> [WHAT IS REQUIRED]: The lines below should be written out again in full, exactly as they are.

(App and web page records)
··········

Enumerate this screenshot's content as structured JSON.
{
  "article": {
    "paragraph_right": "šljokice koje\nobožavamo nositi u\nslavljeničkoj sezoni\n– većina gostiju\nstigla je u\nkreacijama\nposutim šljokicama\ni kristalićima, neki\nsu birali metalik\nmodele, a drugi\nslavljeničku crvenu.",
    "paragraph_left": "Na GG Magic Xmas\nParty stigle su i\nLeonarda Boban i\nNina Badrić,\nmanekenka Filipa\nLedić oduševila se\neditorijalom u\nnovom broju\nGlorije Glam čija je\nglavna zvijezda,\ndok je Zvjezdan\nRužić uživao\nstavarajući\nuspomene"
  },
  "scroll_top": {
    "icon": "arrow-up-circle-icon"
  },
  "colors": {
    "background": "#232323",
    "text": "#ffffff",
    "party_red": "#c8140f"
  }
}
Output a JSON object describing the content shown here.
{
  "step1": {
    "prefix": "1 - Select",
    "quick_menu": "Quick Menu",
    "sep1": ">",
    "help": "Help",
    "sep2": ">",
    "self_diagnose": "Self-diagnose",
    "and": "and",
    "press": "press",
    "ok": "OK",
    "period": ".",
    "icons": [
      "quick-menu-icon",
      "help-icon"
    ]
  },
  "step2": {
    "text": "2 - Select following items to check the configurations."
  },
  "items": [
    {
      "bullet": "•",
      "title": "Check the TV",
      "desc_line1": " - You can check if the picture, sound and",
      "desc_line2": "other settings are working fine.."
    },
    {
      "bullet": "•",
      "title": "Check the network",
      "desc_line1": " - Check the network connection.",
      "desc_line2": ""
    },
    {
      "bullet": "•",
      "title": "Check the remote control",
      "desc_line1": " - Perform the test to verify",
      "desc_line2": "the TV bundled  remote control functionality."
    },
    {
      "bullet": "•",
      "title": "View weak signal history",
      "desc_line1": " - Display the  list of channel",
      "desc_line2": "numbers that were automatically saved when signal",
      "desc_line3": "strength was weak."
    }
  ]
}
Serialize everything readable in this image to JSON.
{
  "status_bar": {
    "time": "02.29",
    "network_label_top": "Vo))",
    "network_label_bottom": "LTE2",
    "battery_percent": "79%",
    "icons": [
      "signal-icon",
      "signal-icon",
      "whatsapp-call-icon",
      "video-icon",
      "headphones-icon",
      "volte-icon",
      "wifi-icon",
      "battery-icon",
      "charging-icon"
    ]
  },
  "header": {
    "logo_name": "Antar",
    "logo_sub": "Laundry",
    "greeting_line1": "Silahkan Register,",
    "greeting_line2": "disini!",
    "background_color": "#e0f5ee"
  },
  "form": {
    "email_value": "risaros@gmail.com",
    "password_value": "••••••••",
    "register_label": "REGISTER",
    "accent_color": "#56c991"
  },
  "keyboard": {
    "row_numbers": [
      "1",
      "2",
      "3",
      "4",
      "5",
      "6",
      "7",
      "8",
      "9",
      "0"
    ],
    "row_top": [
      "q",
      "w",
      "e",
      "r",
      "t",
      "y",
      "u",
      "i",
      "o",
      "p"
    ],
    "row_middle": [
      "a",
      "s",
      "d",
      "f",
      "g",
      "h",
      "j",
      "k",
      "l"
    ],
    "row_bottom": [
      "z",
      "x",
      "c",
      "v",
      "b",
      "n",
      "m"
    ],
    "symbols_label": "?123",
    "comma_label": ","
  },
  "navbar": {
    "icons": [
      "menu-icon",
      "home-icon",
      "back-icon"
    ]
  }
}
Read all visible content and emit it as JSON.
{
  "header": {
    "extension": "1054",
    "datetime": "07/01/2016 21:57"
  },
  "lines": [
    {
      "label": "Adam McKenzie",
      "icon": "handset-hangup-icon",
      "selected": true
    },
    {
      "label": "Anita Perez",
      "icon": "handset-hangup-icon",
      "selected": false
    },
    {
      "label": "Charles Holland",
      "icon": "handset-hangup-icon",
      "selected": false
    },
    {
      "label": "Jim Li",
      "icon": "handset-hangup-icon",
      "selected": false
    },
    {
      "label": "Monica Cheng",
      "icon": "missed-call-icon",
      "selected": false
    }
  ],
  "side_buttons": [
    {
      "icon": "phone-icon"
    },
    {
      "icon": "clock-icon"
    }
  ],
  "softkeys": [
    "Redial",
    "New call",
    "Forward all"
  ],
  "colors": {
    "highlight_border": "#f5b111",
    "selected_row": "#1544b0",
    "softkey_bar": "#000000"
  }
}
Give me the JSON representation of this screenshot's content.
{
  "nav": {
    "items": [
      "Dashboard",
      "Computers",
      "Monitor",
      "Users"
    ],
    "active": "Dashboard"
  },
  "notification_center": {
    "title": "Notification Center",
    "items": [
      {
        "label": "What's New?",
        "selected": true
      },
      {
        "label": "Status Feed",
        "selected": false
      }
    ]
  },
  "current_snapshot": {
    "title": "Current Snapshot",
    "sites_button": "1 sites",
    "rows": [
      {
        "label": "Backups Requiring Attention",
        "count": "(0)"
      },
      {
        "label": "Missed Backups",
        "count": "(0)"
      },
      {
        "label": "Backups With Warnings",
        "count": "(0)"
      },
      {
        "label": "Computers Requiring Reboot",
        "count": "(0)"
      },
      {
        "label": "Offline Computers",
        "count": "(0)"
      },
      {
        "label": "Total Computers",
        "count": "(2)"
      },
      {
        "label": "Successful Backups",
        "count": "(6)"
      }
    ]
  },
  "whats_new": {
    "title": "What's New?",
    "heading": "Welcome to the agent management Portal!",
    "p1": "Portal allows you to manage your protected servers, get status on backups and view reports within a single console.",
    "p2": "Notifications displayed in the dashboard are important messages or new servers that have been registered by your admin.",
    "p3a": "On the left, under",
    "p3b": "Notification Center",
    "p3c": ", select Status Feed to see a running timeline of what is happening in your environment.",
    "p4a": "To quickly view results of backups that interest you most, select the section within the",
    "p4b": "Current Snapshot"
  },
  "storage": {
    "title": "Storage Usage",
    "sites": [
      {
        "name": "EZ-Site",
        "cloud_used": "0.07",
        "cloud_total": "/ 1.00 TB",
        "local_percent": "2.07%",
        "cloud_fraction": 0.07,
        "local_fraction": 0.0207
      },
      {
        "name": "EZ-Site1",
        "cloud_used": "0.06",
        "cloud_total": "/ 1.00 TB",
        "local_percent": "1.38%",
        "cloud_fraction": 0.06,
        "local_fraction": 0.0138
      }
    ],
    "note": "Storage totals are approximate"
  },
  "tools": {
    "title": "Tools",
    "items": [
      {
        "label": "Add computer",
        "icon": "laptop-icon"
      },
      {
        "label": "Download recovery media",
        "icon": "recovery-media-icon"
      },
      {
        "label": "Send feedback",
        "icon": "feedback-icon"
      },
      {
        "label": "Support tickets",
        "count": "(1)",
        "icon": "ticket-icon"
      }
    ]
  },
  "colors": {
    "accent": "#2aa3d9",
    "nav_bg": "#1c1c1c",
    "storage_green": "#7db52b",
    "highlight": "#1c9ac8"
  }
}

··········

> [RESULT FOR THIS TASK]:
Enumerate this screenshot's content as structured JSON.
{
  "article": {
    "paragraph_right": "šljokice koje\nobožavamo nositi u\nslavljeničkoj sezoni\n– većina gostiju\nstigla je u\nkreacijama\nposutim šljokicama\ni kristalićima, neki\nsu birali metalik\nmodele, a drugi\nslavljeničku crvenu.",
    "paragraph_left": "Na GG Magic Xmas\nParty stigle su i\nLeonarda Boban i\nNina Badrić,\nmanekenka Filipa\nLedić oduševila se\neditorijalom u\nnovom broju\nGlorije Glam čija je\nglavna zvijezda,\ndok je Zvjezdan\nRužić uživao\nstavarajući\nuspomene"
  },
  "scroll_top": {
    "icon": "arrow-up-circle-icon"
  },
  "colors": {
    "background": "#232323",
    "text": "#ffffff",
    "party_red": "#c8140f"
  }
}
Output a JSON object describing the content shown here.
{
  "step1": {
    "prefix": "1 - Select",
    "quick_menu": "Quick Menu",
    "sep1": ">",
    "help": "Help",
    "sep2": ">",
    "self_diagnose": "Self-diagnose",
    "and": "and",
    "press": "press",
    "ok": "OK",
    "period": ".",
    "icons": [
      "quick-menu-icon",
      "help-icon"
    ]
  },
  "step2": {
    "text": "2 - Select following items to check the configurations."
  },
  "items": [
    {
      "bullet": "•",
      "title": "Check the TV",
      "desc_line1": " - You can check if the picture, sound and",
      "desc_line2": "other settings are working fine.."
    },
    {
      "bullet": "•",
      "title": "Check the network",
      "desc_line1": " - Check the network connection.",
      "desc_line2": ""
    },
    {
      "bullet": "•",
      "title": "Check the remote control",
      "desc_line1": " - Perform the test to verify",
      "desc_line2": "the TV bundled  remote control functionality."
    },
    {
      "bullet": "•",
      "title": "View weak signal history",
      "desc_line1": " - Display the  list of channel",
      "desc_line2": "numbers that were automatically saved when signal",
      "desc_line3": "strength was weak."
    }
  ]
}
Serialize everything readable in this image to JSON.
{
  "status_bar": {
    "time": "02.29",
    "network_label_top": "Vo))",
    "network_label_bottom": "LTE2",
    "battery_percent": "79%",
    "icons": [
      "signal-icon",
      "signal-icon",
      "whatsapp-call-icon",
      "video-icon",
      "headphones-icon",
      "volte-icon",
      "wifi-icon",
      "battery-icon",
      "charging-icon"
    ]
  },
  "header": {
    "logo_name": "Antar",
    "logo_sub": "Laundry",
    "greeting_line1": "Silahkan Register,",
    "greeting_line2": "disini!",
    "background_color": "#e0f5ee"
  },
  "form": {
    "email_value": "risaros@gmail.com",
    "password_value": "••••••••",
    "register_label": "REGISTER",
    "accent_color": "#56c991"
  },
  "keyboard": {
    "row_numbers": [
      "1",
      "2",
      "3",
      "4",
      "5",
      "6",
      "7",
      "8",
      "9",
      "0"
    ],
    "row_top": [
      "q",
      "w",
      "e",
      "r",
      "t",
      "y",
      "u",
      "i",
      "o",
      "p"
    ],
    "row_middle": [
      "a",
      "s",
      "d",
      "f",
      "g",
      "h",
      "j",
      "k",
      "l"
    ],
    "row_bottom": [
      "z",
      "x",
      "c",
      "v",
      "b",
      "n",
      "m"
    ],
    "symbols_label": "?123",
    "comma_label": ","
  },
  "navbar": {
    "icons": [
      "menu-icon",
      "home-icon",
      "back-icon"
    ]
  }
}
Read all visible content and emit it as JSON.
{
  "header": {
    "extension": "1054",
    "datetime": "07/01/2016 21:57"
  },
  "lines": [
    {
      "label": "Adam McKenzie",
      "icon": "handset-hangup-icon",
      "selected": true
    },
    {
      "label": "Anita Perez",
      "icon": "handset-hangup-icon",
      "selected": false
    },
    {
      "label": "Charles Holland",
      "icon": "handset-hangup-icon",
      "selected": false
    },
    {
      "label": "Jim Li",
      "icon": "handset-hangup-icon",
      "selected": false
    },
    {
      "label": "Monica Cheng",
      "icon": "missed-call-icon",
      "selected": false
    }
  ],
  "side_buttons": [
    {
      "icon": "phone-icon"
    },
    {
      "icon": "clock-icon"
    }
  ],
  "softkeys": [
    "Redial",
    "New call",
    "Forward all"
  ],
  "colors": {
    "highlight_border": "#f5b111",
    "selected_row": "#1544b0",
    "softkey_bar": "#000000"
  }
}
Give me the JSON representation of this screenshot's content.
{
  "nav": {
    "items": [
      "Dashboard",
      "Computers",
      "Monitor",
      "Users"
    ],
    "active": "Dashboard"
  },
  "notification_center": {
    "title": "Notification Center",
    "items": [
      {
        "label": "What's New?",
        "selected": true
      },
      {
        "label": "Status Feed",
        "selected": false
      }
    ]
  },
  "current_snapshot": {
    "title": "Current Snapshot",
    "sites_button": "1 sites",
    "rows": [
      {
        "label": "Backups Requiring Attention",
        "count": "(0)"
      },
      {
        "label": "Missed Backups",
        "count": "(0)"
      },
      {
        "label": "Backups With Warnings",
        "count": "(0)"
      },
      {
        "label": "Computers Requiring Reboot",
        "count": "(0)"
      },
      {
        "label": "Offline Computers",
        "count": "(0)"
      },
      {
        "label": "Total Computers",
        "count": "(2)"
      },
      {
        "label": "Successful Backups",
        "count": "(6)"
      }
    ]
  },
  "whats_new": {
    "title": "What's New?",
    "heading": "Welcome to the agent management Portal!",
    "p1": "Portal allows you to manage your protected servers, get status on backups and view reports within a single console.",
    "p2": "Notifications displayed in the dashboard are important messages or new servers that have been registered by your admin.",
    "p3a": "On the left, under",
    "p3b": "Notification Center",
    "p3c": ", select Status Feed to see a running timeline of what is happening in your environment.",
    "p4a": "To quickly view results of backups that interest you most, select the section within the",
    "p4b": "Current Snapshot"
  },
  "storage": {
    "title": "Storage Usage",
    "sites": [
      {
        "name": "EZ-Site",
        "cloud_used": "0.07",
        "cloud_total": "/ 1.00 TB",
        "local_percent": "2.07%",
        "cloud_fraction": 0.07,
        "local_fraction": 0.0207
      },
      {
        "name": "EZ-Site1",
        "cloud_used": "0.06",
        "cloud_total": "/ 1.00 TB",
        "local_percent": "1.38%",
        "cloud_fraction": 0.06,
        "local_fraction": 0.0138
      }
    ],
    "note": "Storage totals are approximate"
  },
  "tools": {
    "title": "Tools",
    "items": [
      {
        "label": "Add computer",
        "icon": "laptop-icon"
      },
      {
        "label": "Download recovery media",
        "icon": "recovery-media-icon"
      },
      {
        "label": "Send feedback",
        "icon": "feedback-icon"
      },
      {
        "label": "Support tickets",
        "count": "(1)",
        "icon": "ticket-icon"
      }
    ]
  },
  "colors": {
    "accent": "#2aa3d9",
    "nav_bg": "#1c1c1c",
    "storage_green": "#7db52b",
    "highlight": "#1c9ac8"
  }
}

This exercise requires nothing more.